(TASK INSTRUCTIONS):
If a line in the data holds the string "ingestion", list it.

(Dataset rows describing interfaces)
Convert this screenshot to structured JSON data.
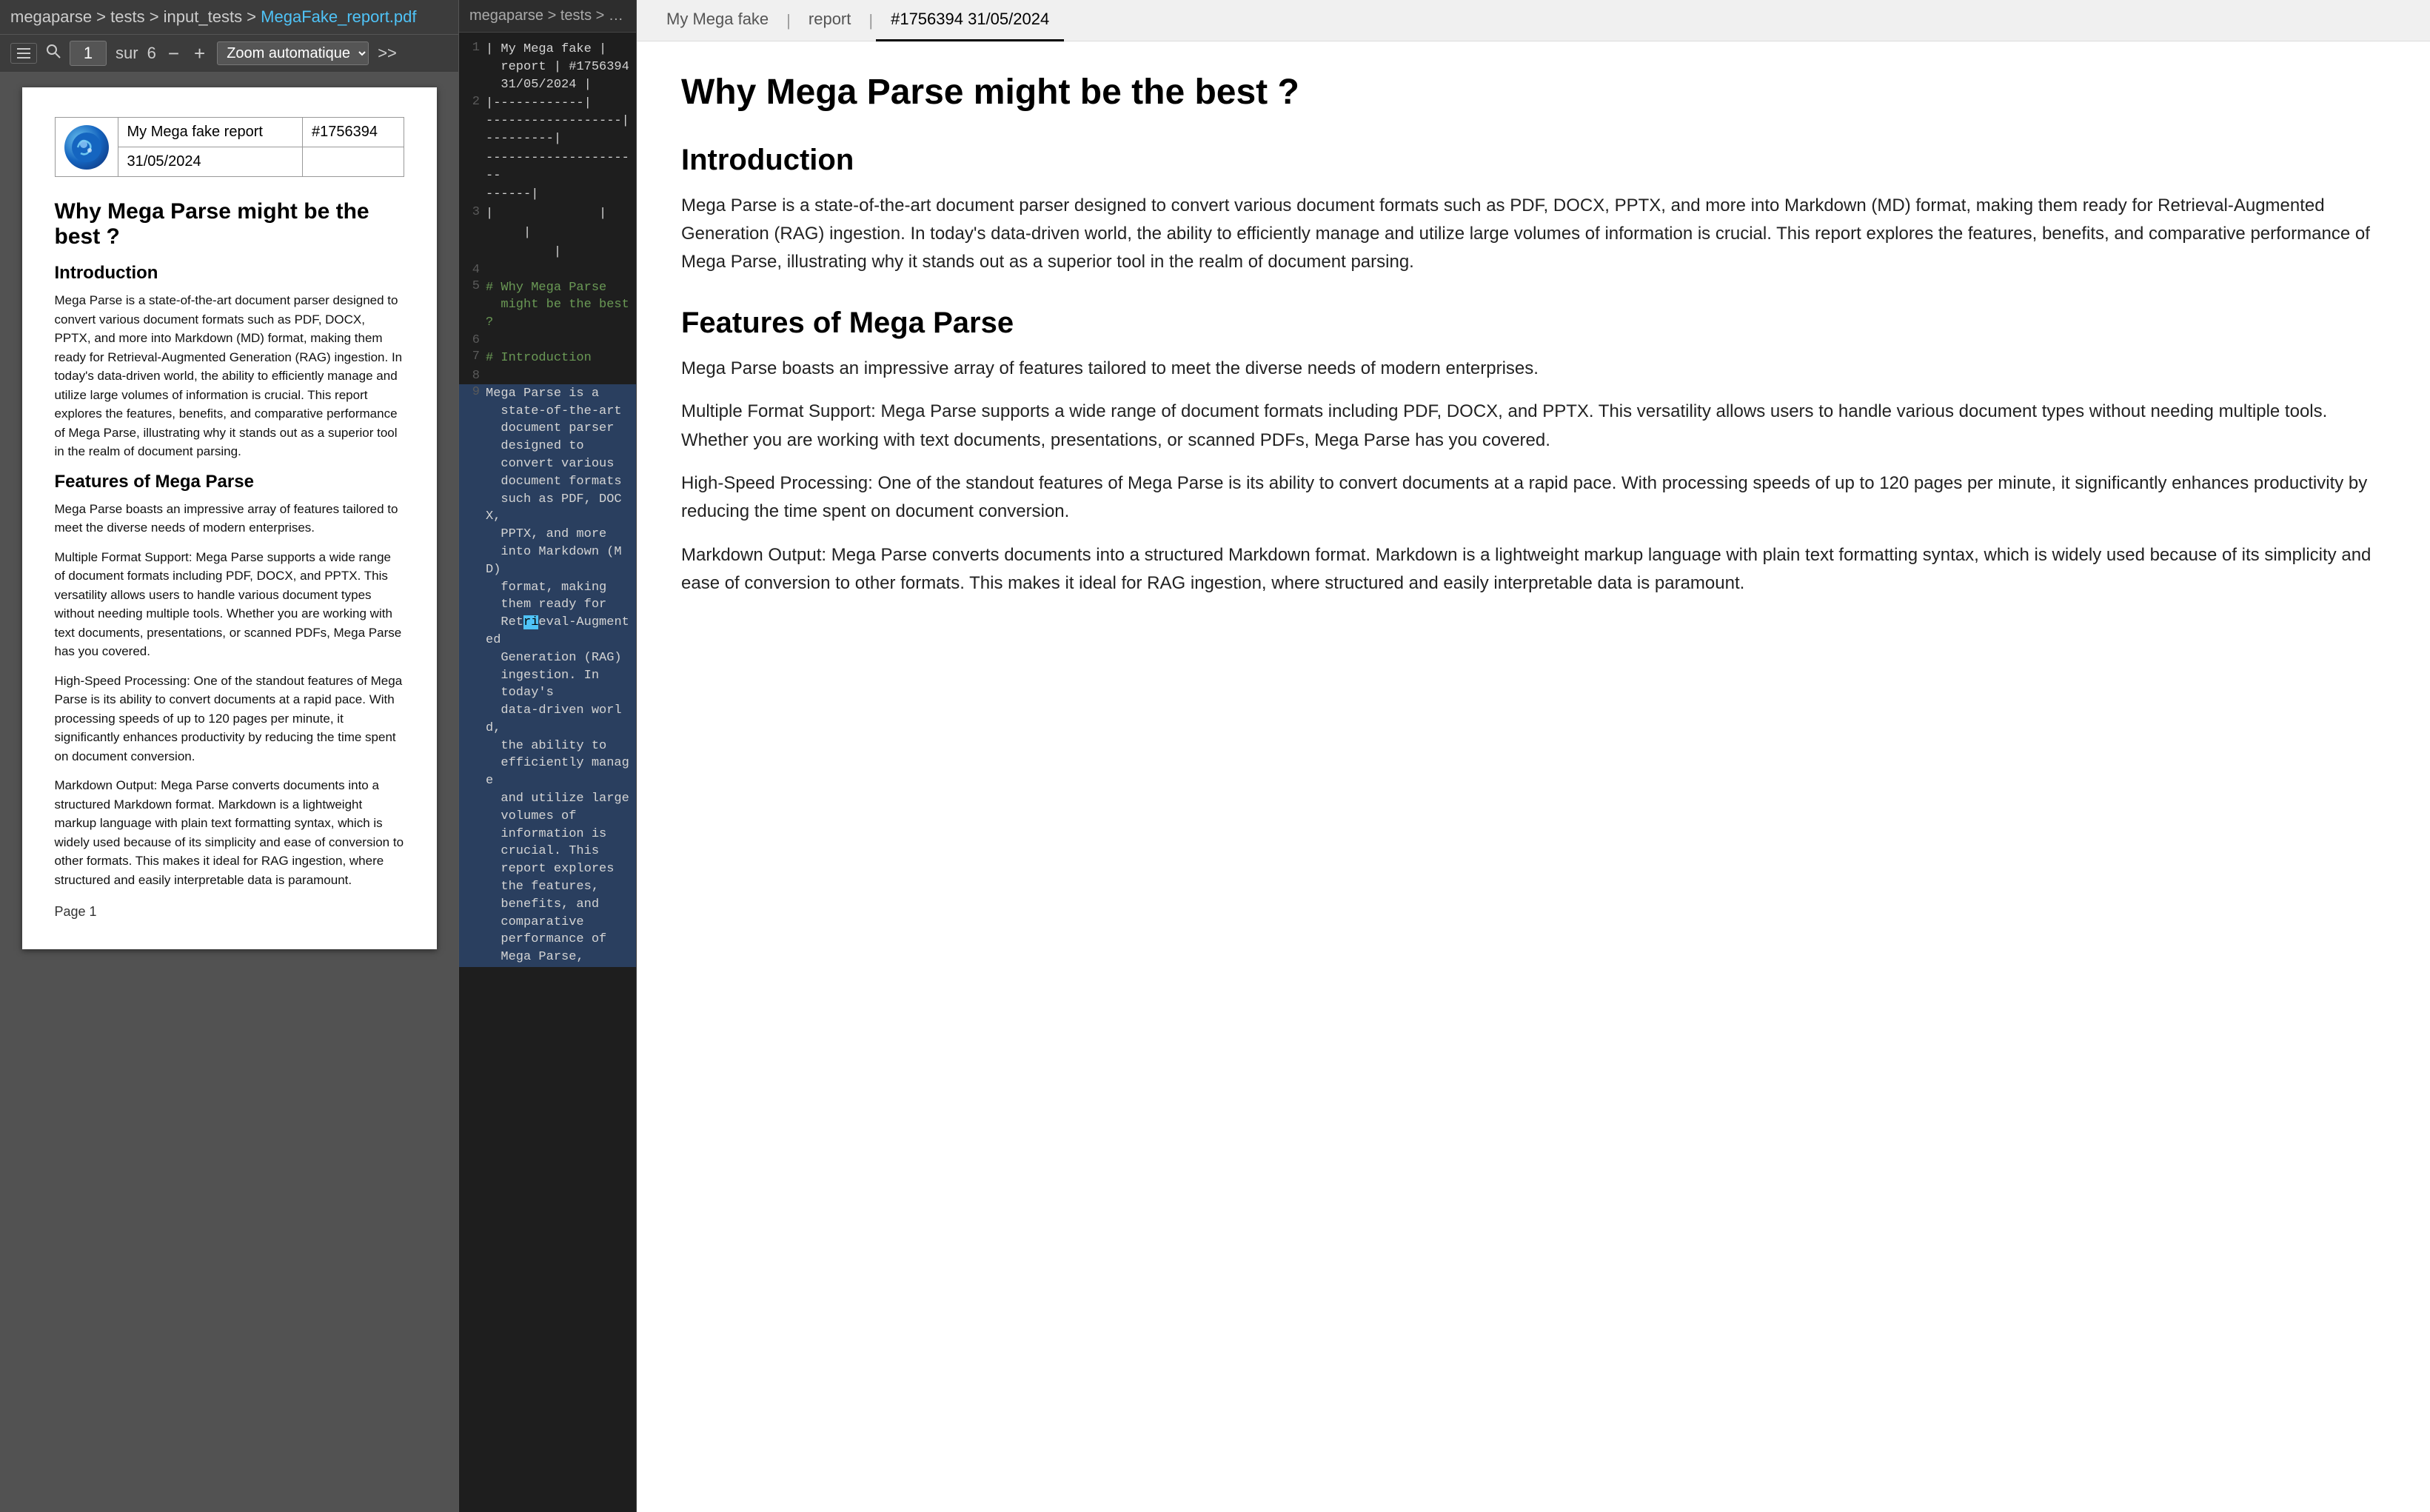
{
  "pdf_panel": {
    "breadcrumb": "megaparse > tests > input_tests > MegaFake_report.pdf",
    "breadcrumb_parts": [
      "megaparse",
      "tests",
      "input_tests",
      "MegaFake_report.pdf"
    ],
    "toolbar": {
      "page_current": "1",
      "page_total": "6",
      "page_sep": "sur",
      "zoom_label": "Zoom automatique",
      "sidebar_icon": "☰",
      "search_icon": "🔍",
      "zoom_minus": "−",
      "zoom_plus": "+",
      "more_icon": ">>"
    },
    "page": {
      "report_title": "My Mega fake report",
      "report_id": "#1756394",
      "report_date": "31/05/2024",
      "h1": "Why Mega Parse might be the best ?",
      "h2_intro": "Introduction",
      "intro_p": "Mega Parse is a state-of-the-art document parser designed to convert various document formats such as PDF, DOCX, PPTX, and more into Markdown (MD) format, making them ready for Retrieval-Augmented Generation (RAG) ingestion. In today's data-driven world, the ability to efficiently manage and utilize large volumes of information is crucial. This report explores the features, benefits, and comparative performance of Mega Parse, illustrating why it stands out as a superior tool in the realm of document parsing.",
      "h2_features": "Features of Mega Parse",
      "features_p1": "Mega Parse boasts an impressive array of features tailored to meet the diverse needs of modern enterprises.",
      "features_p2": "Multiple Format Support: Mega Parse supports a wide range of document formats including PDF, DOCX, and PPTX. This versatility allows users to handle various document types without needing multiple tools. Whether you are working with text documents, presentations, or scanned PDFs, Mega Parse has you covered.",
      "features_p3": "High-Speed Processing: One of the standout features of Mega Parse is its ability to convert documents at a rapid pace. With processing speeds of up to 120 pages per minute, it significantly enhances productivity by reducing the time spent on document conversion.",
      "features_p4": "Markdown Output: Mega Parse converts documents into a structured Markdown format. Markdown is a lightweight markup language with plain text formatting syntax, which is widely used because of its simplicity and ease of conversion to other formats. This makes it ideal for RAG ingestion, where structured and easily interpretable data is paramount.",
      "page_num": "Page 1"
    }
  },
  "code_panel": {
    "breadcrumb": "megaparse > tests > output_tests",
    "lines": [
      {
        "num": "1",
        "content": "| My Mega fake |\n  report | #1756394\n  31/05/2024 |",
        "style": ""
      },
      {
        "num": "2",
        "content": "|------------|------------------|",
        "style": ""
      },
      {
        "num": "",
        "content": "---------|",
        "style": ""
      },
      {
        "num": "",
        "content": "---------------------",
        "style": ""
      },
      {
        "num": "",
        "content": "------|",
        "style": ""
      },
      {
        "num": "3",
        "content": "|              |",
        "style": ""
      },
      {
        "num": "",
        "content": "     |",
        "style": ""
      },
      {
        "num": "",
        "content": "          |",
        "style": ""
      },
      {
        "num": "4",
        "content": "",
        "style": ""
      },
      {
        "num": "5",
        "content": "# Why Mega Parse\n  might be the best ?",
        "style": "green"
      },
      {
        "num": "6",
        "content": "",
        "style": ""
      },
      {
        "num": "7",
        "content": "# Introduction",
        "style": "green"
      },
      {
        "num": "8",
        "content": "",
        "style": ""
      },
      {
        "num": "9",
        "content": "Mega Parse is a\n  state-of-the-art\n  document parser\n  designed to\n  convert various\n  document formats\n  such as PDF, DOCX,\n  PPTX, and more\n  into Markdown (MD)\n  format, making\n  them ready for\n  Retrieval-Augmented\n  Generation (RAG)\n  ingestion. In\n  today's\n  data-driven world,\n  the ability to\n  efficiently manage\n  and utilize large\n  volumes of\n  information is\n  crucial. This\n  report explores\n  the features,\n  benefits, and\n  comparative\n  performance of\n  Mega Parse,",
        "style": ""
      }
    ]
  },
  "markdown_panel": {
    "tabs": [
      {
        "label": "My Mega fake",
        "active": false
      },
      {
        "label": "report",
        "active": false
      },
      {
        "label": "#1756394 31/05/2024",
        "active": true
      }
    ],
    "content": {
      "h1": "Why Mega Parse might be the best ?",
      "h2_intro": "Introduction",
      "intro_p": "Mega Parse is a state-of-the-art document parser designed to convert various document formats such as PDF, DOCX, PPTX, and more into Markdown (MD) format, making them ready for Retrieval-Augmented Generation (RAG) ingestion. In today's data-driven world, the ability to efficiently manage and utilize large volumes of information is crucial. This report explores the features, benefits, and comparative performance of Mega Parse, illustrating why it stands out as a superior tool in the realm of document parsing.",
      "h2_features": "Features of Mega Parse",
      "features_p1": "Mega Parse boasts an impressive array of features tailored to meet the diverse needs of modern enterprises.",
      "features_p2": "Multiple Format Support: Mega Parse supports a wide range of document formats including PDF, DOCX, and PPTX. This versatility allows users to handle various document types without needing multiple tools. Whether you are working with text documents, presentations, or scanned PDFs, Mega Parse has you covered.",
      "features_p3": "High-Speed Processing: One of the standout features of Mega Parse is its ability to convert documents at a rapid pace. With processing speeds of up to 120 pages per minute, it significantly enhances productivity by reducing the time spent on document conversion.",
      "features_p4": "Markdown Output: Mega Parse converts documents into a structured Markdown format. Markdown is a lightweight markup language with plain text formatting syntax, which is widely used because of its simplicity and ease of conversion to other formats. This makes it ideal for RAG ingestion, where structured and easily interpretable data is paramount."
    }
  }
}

(REPLY):
      "intro_p": "Mega Parse is a state-of-the-art document parser designed to convert various document formats such as PDF, DOCX, PPTX, and more into Markdown (MD) format, making them ready for Retrieval-Augmented Generation (RAG) ingestion. In today's data-driven world, the ability to efficiently manage and utilize large volumes of information is crucial. This report explores the features, benefits, and comparative performance of Mega Parse, illustrating why it stands out as a superior tool in the realm of document parsing.",
      "features_p4": "Markdown Output: Mega Parse converts documents into a structured Markdown format. Markdown is a lightweight markup language with plain text formatting syntax, which is widely used because of its simplicity and ease of conversion to other formats. This makes it ideal for RAG ingestion, where structured and easily interpretable data is paramount.",
        "content": "Mega Parse is a\n  state-of-the-art\n  document parser\n  designed to\n  convert various\n  document formats\n  such as PDF, DOCX,\n  PPTX, and more\n  into Markdown (MD)\n  format, making\n  them ready for\n  Retrieval-Augmented\n  Generation (RAG)\n  ingestion. In\n  today's\n  data-driven world,\n  the ability to\n  efficiently manage\n  and utilize large\n  volumes of\n  information is\n  crucial. This\n  report explores\n  the features,\n  benefits, and\n  comparative\n  performance of\n  Mega Parse,",
      "intro_p": "Mega Parse is a state-of-the-art document parser designed to convert various document formats such as PDF, DOCX, PPTX, and more into Markdown (MD) format, making them ready for Retrieval-Augmented Generation (RAG) ingestion. In today's data-driven world, the ability to efficiently manage and utilize large volumes of information is crucial. This report explores the features, benefits, and comparative performance of Mega Parse, illustrating why it stands out as a superior tool in the realm of document parsing.",
      "features_p4": "Markdown Output: Mega Parse converts documents into a structured Markdown format. Markdown is a lightweight markup language with plain text formatting syntax, which is widely used because of its simplicity and ease of conversion to other formats. This makes it ideal for RAG ingestion, where structured and easily interpretable data is paramount."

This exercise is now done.